== Task instructions ==
Within the listing below, locate all lines containing the word "expanded". Copy each one.

== Record excerpts ==
BEGIN
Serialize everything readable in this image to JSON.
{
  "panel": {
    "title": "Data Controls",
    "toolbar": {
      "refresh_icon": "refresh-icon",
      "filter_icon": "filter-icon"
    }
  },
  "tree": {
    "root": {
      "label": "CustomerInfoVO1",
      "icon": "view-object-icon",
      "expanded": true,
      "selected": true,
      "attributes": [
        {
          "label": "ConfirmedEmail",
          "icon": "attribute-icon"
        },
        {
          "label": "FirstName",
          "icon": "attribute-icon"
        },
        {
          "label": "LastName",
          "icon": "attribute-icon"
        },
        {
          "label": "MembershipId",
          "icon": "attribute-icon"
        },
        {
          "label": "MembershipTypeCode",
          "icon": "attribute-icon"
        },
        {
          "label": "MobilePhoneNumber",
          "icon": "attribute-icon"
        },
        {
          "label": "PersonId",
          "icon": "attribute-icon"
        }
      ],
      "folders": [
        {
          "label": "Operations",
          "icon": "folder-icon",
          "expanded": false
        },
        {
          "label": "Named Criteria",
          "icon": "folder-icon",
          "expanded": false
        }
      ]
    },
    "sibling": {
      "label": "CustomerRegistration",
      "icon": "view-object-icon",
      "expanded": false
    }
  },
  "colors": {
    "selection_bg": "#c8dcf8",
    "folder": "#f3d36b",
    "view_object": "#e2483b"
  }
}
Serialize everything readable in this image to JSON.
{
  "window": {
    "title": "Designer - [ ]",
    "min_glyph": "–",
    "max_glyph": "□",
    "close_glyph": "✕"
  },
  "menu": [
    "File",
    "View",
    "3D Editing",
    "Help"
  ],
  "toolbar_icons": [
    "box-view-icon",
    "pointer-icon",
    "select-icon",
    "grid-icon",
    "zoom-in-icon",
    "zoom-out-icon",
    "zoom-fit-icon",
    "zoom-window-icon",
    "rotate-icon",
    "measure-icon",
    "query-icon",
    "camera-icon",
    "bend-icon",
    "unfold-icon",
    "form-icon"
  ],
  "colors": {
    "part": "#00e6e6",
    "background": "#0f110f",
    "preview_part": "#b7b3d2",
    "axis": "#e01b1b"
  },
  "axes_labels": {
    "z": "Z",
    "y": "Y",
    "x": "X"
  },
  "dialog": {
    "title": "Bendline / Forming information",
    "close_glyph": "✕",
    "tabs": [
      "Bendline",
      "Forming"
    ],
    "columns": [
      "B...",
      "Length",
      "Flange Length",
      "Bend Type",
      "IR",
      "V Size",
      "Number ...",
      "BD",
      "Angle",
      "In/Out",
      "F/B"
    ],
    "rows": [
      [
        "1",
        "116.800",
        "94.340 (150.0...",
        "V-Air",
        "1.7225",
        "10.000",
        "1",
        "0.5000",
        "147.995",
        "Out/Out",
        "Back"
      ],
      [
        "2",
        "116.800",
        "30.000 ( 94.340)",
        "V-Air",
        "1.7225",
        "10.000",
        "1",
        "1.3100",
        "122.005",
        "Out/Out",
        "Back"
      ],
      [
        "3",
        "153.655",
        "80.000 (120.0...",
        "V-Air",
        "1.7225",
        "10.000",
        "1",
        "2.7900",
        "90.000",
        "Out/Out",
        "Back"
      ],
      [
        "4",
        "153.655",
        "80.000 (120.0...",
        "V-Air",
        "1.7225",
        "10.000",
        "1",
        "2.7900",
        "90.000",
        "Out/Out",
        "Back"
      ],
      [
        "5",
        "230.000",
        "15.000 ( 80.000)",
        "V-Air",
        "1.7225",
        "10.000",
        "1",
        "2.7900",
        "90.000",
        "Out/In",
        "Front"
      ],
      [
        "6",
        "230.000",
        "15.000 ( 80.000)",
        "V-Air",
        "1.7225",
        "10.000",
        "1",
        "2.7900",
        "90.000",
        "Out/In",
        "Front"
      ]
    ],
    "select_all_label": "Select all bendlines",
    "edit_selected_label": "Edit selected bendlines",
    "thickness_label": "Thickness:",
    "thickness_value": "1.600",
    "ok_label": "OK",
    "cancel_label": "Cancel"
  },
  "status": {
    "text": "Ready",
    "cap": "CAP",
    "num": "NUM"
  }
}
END
== Answer space ==
      "expanded": true,
          "expanded": false
          "expanded": false
      "expanded": false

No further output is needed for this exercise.